20 years, life imprisonment for child murder teens

By Ock Hyun-ju
  • Published : Sept 22, 2017 - 17:52
  • Updated : Sept 22, 2017 - 17:55
A local court sentenced an underage girl to 20 years in prison and her teenage accomplice to life imprisonment on Friday for murdering an 8-year-old girl and dismembering her body, in a murder case that shocked the nation earlier this year for its brutality.

The Incheon District Court handed down the heaviest possible punishment for each underage offender under the local juvenile law, saying the murder was “brutal” and “carefully planned.” 

(Yonhap)

The killer, surnamed Kim, was sentenced to 20 years in jail for abducting and killing the child and dismembering and dumping the body. Her accomplice, surnamed Park, who had no direct part in the murder itself, was sentenced to life for acting as an accomplice. The court ordered them to each wear a location-tracking device for 30 years.

The prosecution also requested the 20-year prison term for Kim and a life sentence for Park. In a rare move, the court fully accepted it without lowering the sentence.

Under the law, murdering a person younger than 13 can lead to the death penalty or life imprisonment. But both Kim and Park are entitled to protections as minors under the juvenile law, as they are under 19 years old.

The juvenile law stipulates that those aged under 18 can avoid a death penalty or life imprisonment. Kim, who is 17 years old, was sentenced to 20 years in prison, the maximum possible punishment. But her accomplice Park, 18, was not entitled to such a protection and was handed down a life sentence.

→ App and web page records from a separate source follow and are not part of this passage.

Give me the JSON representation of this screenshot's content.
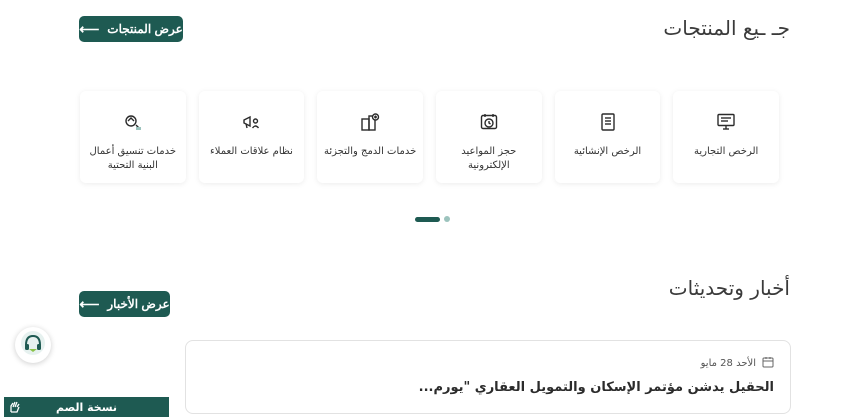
{
  "products": {
    "title": "جـ ـيع المنتجات",
    "all_button": "عرض المنتجات",
    "cards": [
      {
        "label": "الرخص التجارية",
        "icon": "monitor-document-icon"
      },
      {
        "label": "الرخص الإنشائية",
        "icon": "document-list-icon"
      },
      {
        "label": "حجز المواعيد الإلكترونية",
        "icon": "timer-calendar-icon"
      },
      {
        "label": "خدمات الدمج والتجزئة",
        "icon": "building-plus-icon"
      },
      {
        "label": "نظام علاقات العملاء",
        "icon": "megaphone-user-icon"
      },
      {
        "label": "خدمات تنسيق أعمال البنية التحتية",
        "icon": "infrastructure-icon"
      }
    ]
  },
  "news": {
    "title": "أخبار وتحديثات",
    "all_button": "عرض الأخبار",
    "items": [
      {
        "date": "الأحد 28 مايو",
        "headline": "الحقيل يدشن مؤتمر الإسكان والتمويل العقاري \"يورم..."
      }
    ]
  },
  "accessibility": {
    "label": "نسخة الصم"
  },
  "colors": {
    "primary": "#1e5a52",
    "accent": "#9cc3bd"
  }
}
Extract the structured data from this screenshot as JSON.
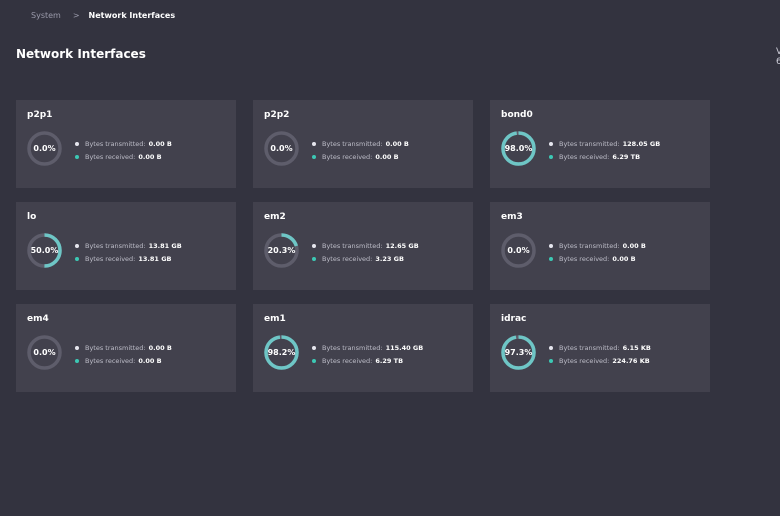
{
  "breadcrumb": {
    "parent": "System",
    "separator": ">",
    "current": "Network Interfaces"
  },
  "page_title": "Network Interfaces",
  "edge_text": "V 6",
  "colors": {
    "background": "#33333f",
    "card": "#42414d",
    "gauge_track": "#5e5d6b",
    "gauge_fill": "#6ec6c6",
    "tx_dot": "#e6e6ee",
    "rx_dot": "#3cc8b4"
  },
  "labels": {
    "transmitted": "Bytes transmitted:",
    "received": "Bytes received:"
  },
  "interfaces": [
    {
      "name": "p2p1",
      "percent": 0.0,
      "percent_label": "0.0%",
      "transmitted": "0.00 B",
      "received": "0.00 B"
    },
    {
      "name": "p2p2",
      "percent": 0.0,
      "percent_label": "0.0%",
      "transmitted": "0.00 B",
      "received": "0.00 B"
    },
    {
      "name": "bond0",
      "percent": 98.0,
      "percent_label": "98.0%",
      "transmitted": "128.05 GB",
      "received": "6.29 TB"
    },
    {
      "name": "lo",
      "percent": 50.0,
      "percent_label": "50.0%",
      "transmitted": "13.81 GB",
      "received": "13.81 GB"
    },
    {
      "name": "em2",
      "percent": 20.3,
      "percent_label": "20.3%",
      "transmitted": "12.65 GB",
      "received": "3.23 GB"
    },
    {
      "name": "em3",
      "percent": 0.0,
      "percent_label": "0.0%",
      "transmitted": "0.00 B",
      "received": "0.00 B"
    },
    {
      "name": "em4",
      "percent": 0.0,
      "percent_label": "0.0%",
      "transmitted": "0.00 B",
      "received": "0.00 B"
    },
    {
      "name": "em1",
      "percent": 98.2,
      "percent_label": "98.2%",
      "transmitted": "115.40 GB",
      "received": "6.29 TB"
    },
    {
      "name": "idrac",
      "percent": 97.3,
      "percent_label": "97.3%",
      "transmitted": "6.15 KB",
      "received": "224.76 KB"
    }
  ]
}
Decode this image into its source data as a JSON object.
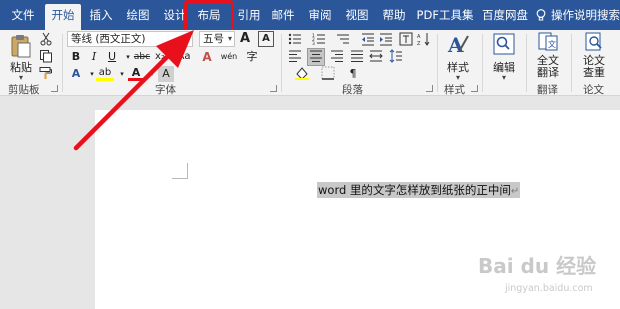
{
  "tabs": [
    {
      "label": "文件"
    },
    {
      "label": "开始"
    },
    {
      "label": "插入"
    },
    {
      "label": "绘图"
    },
    {
      "label": "设计"
    },
    {
      "label": "布局"
    },
    {
      "label": "引用"
    },
    {
      "label": "邮件"
    },
    {
      "label": "审阅"
    },
    {
      "label": "视图"
    },
    {
      "label": "帮助"
    },
    {
      "label": "PDF工具集"
    },
    {
      "label": "百度网盘"
    }
  ],
  "tell_me": "操作说明搜索",
  "ribbon": {
    "clipboard": {
      "paste_label": "粘贴",
      "group_label": "剪贴板"
    },
    "font": {
      "font_name": "等线 (西文正文)",
      "font_size": "五号",
      "increase_size": "A",
      "decrease_size": "A",
      "case": "Aa",
      "clear_format": "A",
      "phonetic": "wén",
      "char_border": "A",
      "bold": "B",
      "italic": "I",
      "underline": "U",
      "strikethrough": "abc",
      "subscript": "x₂",
      "superscript": "x²",
      "text_effects": "A",
      "highlight": "ab",
      "font_color": "A",
      "char_shading": "A",
      "encircle": "字",
      "group_label": "字体"
    },
    "paragraph": {
      "group_label": "段落"
    },
    "styles": {
      "styles_label": "样式",
      "group_label": "样式"
    },
    "editing": {
      "label": "编辑"
    },
    "translate": {
      "label_line1": "全文",
      "label_line2": "翻译",
      "group_label": "翻译"
    },
    "paper": {
      "label_line1": "论文",
      "label_line2": "查重",
      "group_label": "论文"
    }
  },
  "document": {
    "selected_text": "word 里的文字怎样放到纸张的正中间",
    "paragraph_mark": "↵"
  },
  "watermark": {
    "logo_text": "Bai du 经验",
    "url": "jingyan.baidu.com"
  },
  "colors": {
    "tab_bar": "#2b579a",
    "ribbon": "#f3f3f3",
    "annotation_red": "#e8101b",
    "selection": "#c8c8c8"
  }
}
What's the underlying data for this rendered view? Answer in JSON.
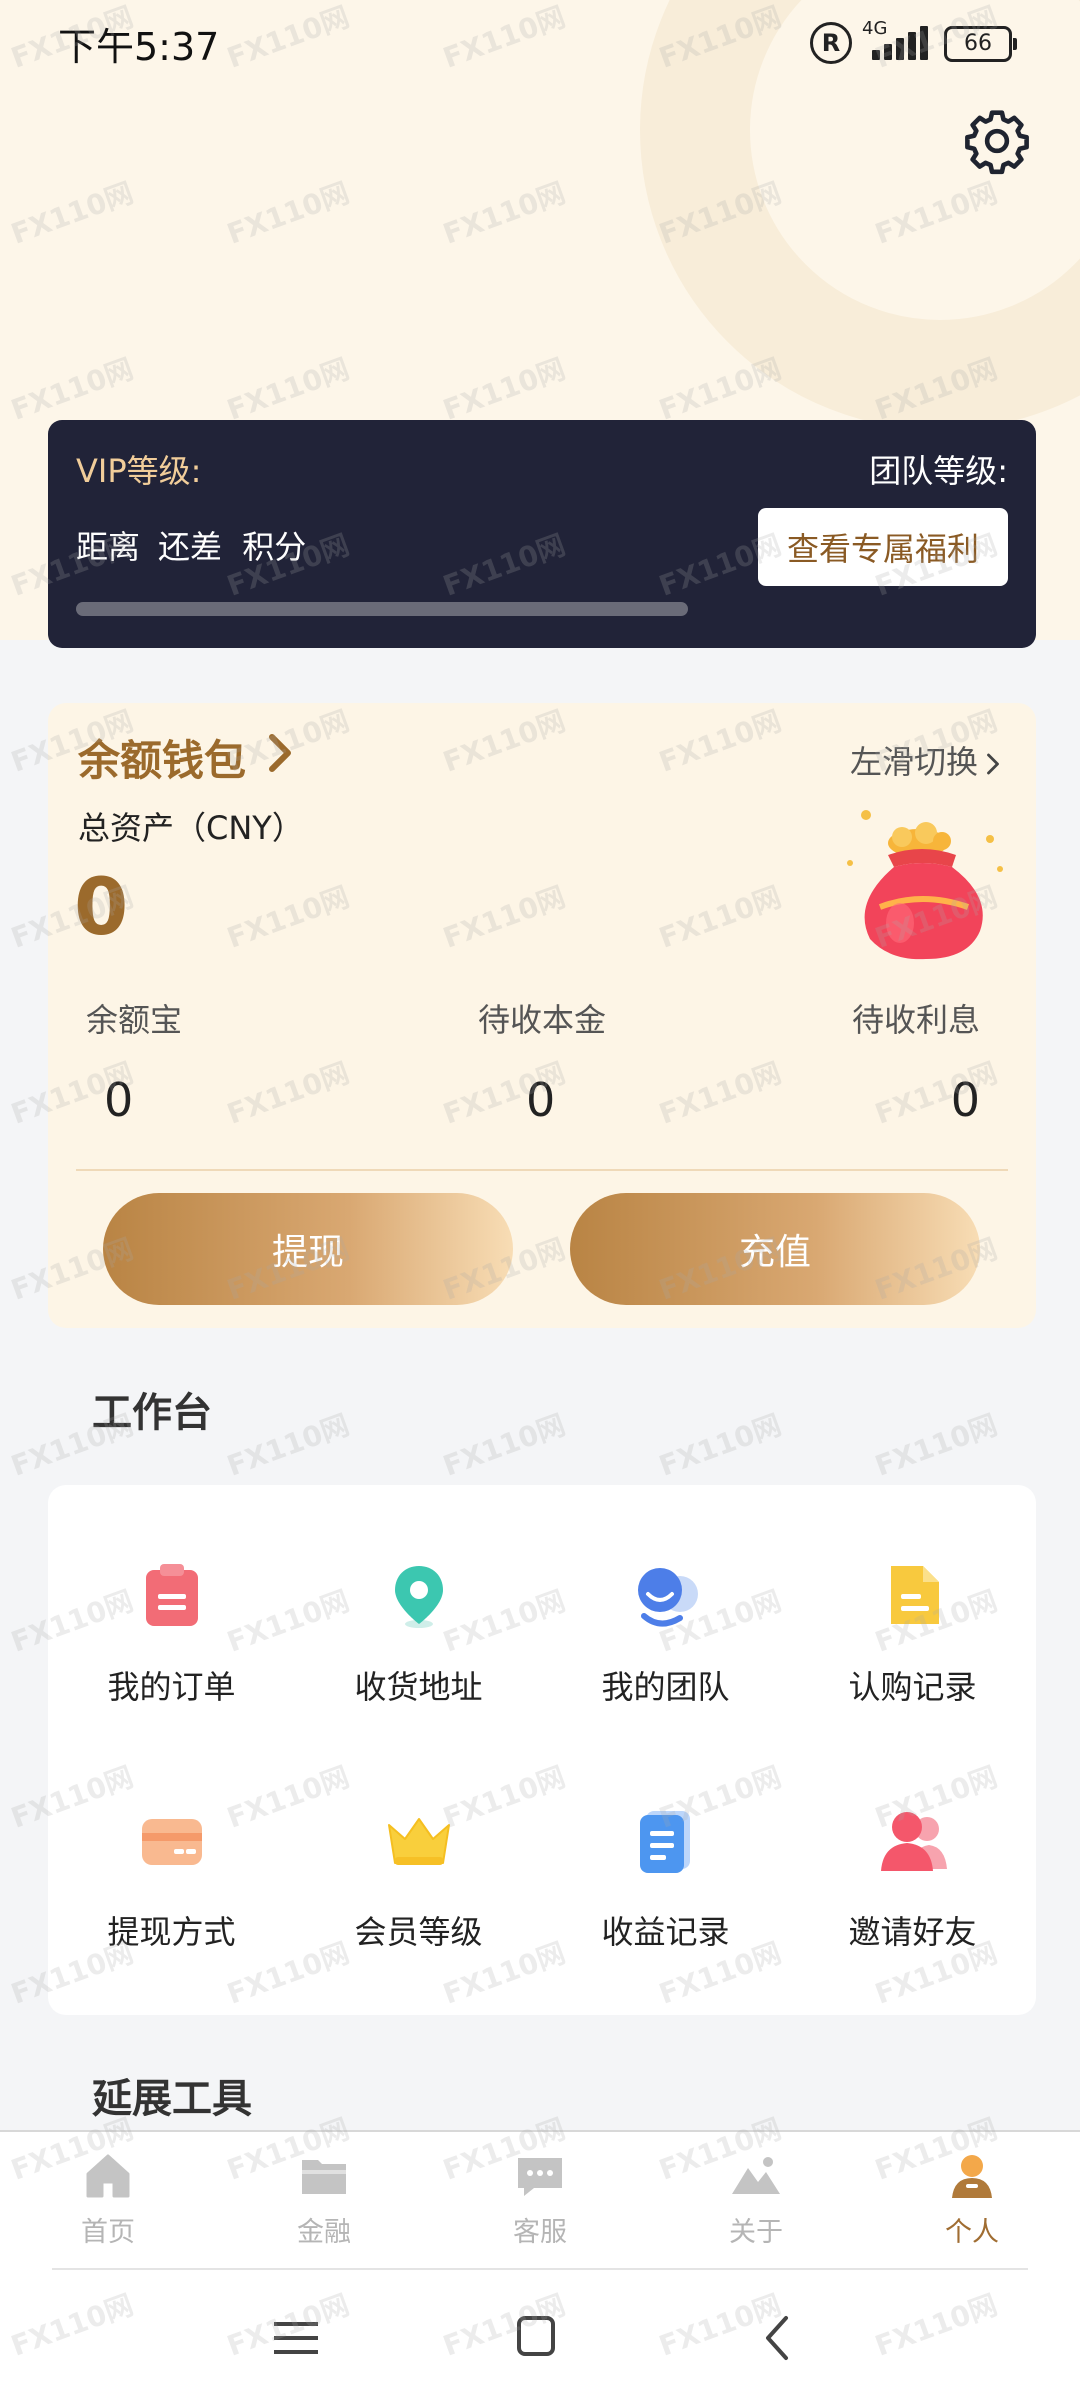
{
  "status_bar": {
    "time": "下午5:37",
    "network": "4G",
    "battery": "66"
  },
  "vip_card": {
    "vip_level_label": "VIP等级:",
    "team_level_label": "团队等级:",
    "distance_words": [
      "距离",
      "还差",
      "积分"
    ],
    "benefit_button": "查看专属福利"
  },
  "wallet": {
    "title": "余额钱包",
    "swipe_hint": "左滑切换",
    "total_assets_label": "总资产（CNY）",
    "total_assets_value": "0",
    "stats": [
      {
        "label": "余额宝",
        "value": "0"
      },
      {
        "label": "待收本金",
        "value": "0"
      },
      {
        "label": "待收利息",
        "value": "0"
      }
    ],
    "withdraw_button": "提现",
    "recharge_button": "充值"
  },
  "workbench": {
    "title": "工作台",
    "items": [
      {
        "label": "我的订单",
        "icon": "order-icon"
      },
      {
        "label": "收货地址",
        "icon": "location-pin-icon"
      },
      {
        "label": "我的团队",
        "icon": "team-icon"
      },
      {
        "label": "认购记录",
        "icon": "subscription-record-icon"
      },
      {
        "label": "提现方式",
        "icon": "card-icon"
      },
      {
        "label": "会员等级",
        "icon": "crown-icon"
      },
      {
        "label": "收益记录",
        "icon": "earnings-record-icon"
      },
      {
        "label": "邀请好友",
        "icon": "invite-friends-icon"
      }
    ]
  },
  "extension_tools": {
    "title": "延展工具"
  },
  "bottom_nav": {
    "items": [
      {
        "label": "首页",
        "icon": "home-icon"
      },
      {
        "label": "金融",
        "icon": "folder-icon"
      },
      {
        "label": "客服",
        "icon": "chat-icon"
      },
      {
        "label": "关于",
        "icon": "mountain-icon"
      },
      {
        "label": "个人",
        "icon": "user-icon",
        "active": true
      }
    ]
  },
  "watermark": "FX110网",
  "colors": {
    "accent": "#9b6a2c",
    "vip_card": "#212338",
    "wallet_bg": "#fdf5e6"
  }
}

According to the prosecution, Kim lured the girl to her place from a nearby park, telling her that she would let her use her phone as the girl was seeking to call her mother. Kim strangled the victim to death in her home, chopped the body into pieces and disposed of the body on her apartment’s rooftop in Incheon, west of Seoul, in late March.

The court dismissed Kim’s claims that she had been in a “feeble-minded state” at the time of the crime.

Kim’s defense team admitted to the charges, but asked for leniency, saying Kim suffered from Asperger’s syndrome, a type of autism, and multiple personality disorder. They said it was an “impulsive crime” without motive.

The court acknowledged that Park was closely involved in the process.

Before Kim murdered the victim, she sent a text message to Park, saying, “I am going out hunting.” After killing the victim, Kim told Park that she might have killed a girl. Park then texted Kim, saying, “Give me a piece of the corpse as a gift.” Kim gave Park part of the dismembered body in a paper bag, according to the prosecution.

Kim, a high school dropout, initially claimed that she had acted alone. She later changed her statement and said Park, whom she met on social media, was the mastermind behind the murder and she only followed Park’s orders. The prosecution added murder to Park’s charges based on Kim’s testimony.

Park has admitted to involvement in abandoning the body, but not to the murder.

The case shocked the public for its cruelty and the young offenders’ apparent aloofness about the crimes they committed. It also triggered debate over whether sentencing guidelines giving leniency to underage offenders and those suffering from mental illness should be revised.

By Ock Hyun-ju (laeticia.ock@heraldcorp.com)